Three of the five permanent members voted against Russia’s proposal, while the non-permanent members abstained from voting. At least nine members among the fifteen members of the security council should vote to pass the resolutions.
Dmitry Polyanskiy, Russia’s deputy U.N. ambassador, claimed that Moscow would only support its proposal. He adds that Russia’s deputy ambassador to the organization accused the west of being “stubborn” and claimed that the resolution “ignored the sovereignty of Damascus.”
How important is Aids to the Syrian people?
The people of Syria are mostly dependent on aid for their livelihood since the civil war started back in 2014. The people are displaced, their homes are destroyed, and poverty has hit millions of the population. No means of livelihood exist. Last year, about 10,000 trucks carrying supplies for the Idlib region travelled via Bab al-Hawa. The logistical effort needed to ferry aid from Turkey to northwest Syria is of great importance.

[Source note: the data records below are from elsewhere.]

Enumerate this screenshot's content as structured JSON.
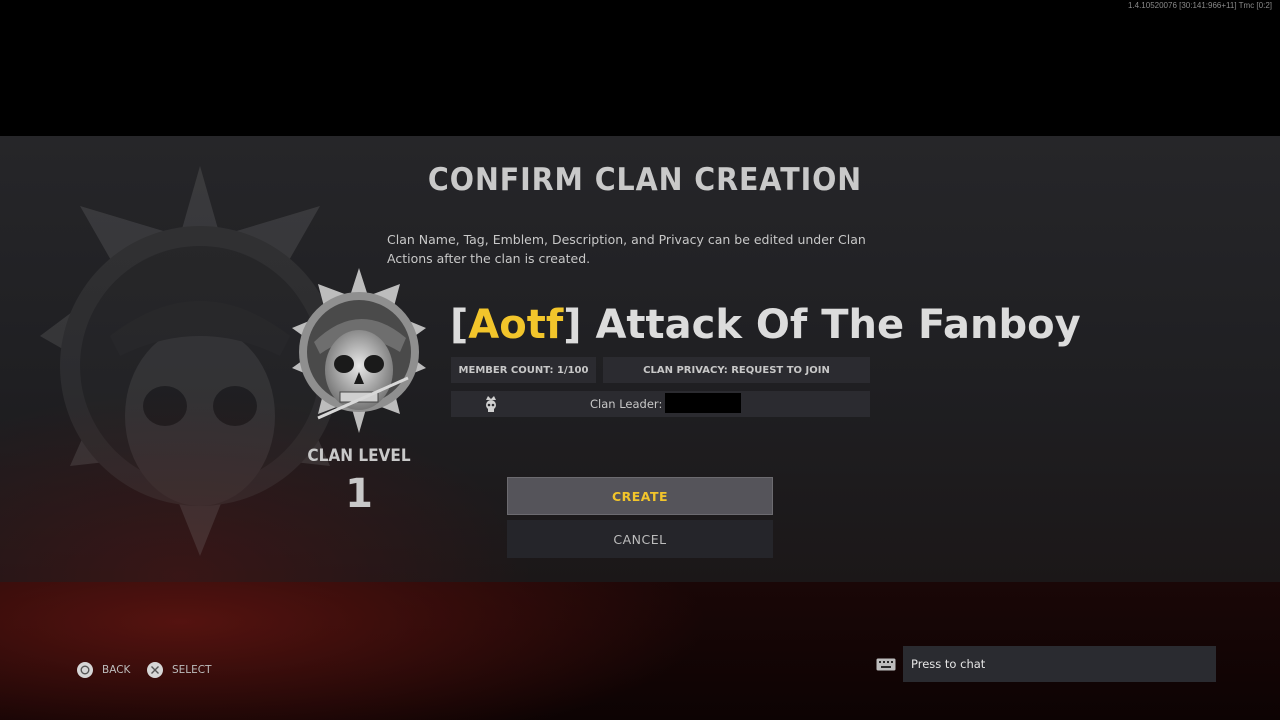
{
  "build_info": "1.4.10520076 [30:141:966+11] Tmc [0:2]",
  "dialog": {
    "title": "CONFIRM CLAN CREATION",
    "info_text": "Clan Name, Tag, Emblem, Description, and Privacy can be edited under Clan Actions after the clan is created."
  },
  "clan": {
    "tag_open": "[",
    "tag": "Aotf",
    "tag_close": "]",
    "name": " Attack Of The Fanboy",
    "level_label": "CLAN LEVEL",
    "level": "1",
    "member_count": "MEMBER COUNT: 1/100",
    "privacy": "CLAN PRIVACY: REQUEST TO JOIN",
    "leader_label": "Clan Leader:"
  },
  "buttons": {
    "create": "CREATE",
    "cancel": "CANCEL"
  },
  "footer": {
    "back": "BACK",
    "select": "SELECT",
    "chat_placeholder": "Press to chat"
  },
  "colors": {
    "accent": "#f2c52b",
    "panel": "#2b2b30"
  },
  "icons": {
    "emblem": "skull-beret-emblem-icon",
    "leader": "skull-crown-icon",
    "back": "circle-button-icon",
    "select": "cross-button-icon",
    "chat": "keyboard-icon"
  }
}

It is the sole option available for bringing aid into Idlib without having to walk through areas under the control of Syrian government forces. Bringing aid into Idlib without having to walk through areas under the control of Syrian government forces. A UN mandate allows border cooperation to happen without the permission of the Syrian government. Over the years, due to certain factors like years of conflict and pandemics, the Russia-Ukraine conflict has deteriorated Syria’s economy. Consequently, it has become more dependent on aid.
Since 2014, the UN has been aiding millions of Syrians at several border crossings, but beginning in 2020, the council will only allow access to Bab al-Hawa. In 2014, the Security Council approved shipments of humanitarian aid from Iraq, Jordan, and two locations in Turkey into Syrian opposition-held regions. However, veto-wielding nations like Russia and China have reduced that to a single Turkish border point.
The opposition worries that food aid and other aid may become subject to government control because Russia argues more aid should be given from within the nation. The diplomats speak, and the non-permanent members of the council may suggest a nine-month extension to resolve the standoff.
We cannot give up on the people of Syria, said U.N. Secretary-General Antonio Guterres in a plea to the council last month to renew its authorization of the assistance mission.
Russia and the west standoff in Syria
The international community is divided about how to deal with the Syrian civil war due to Bashar al-cruelty Assad and the unprecedented threat posed by the Islamic State in Iraq and Syria (ISIS). The interests of the West and Russia in Syria are basically at odds. While Western interests have attempted to promote the overthrow of Assad, Russian national interests have led Moscow to maintain its unwavering support for the regime.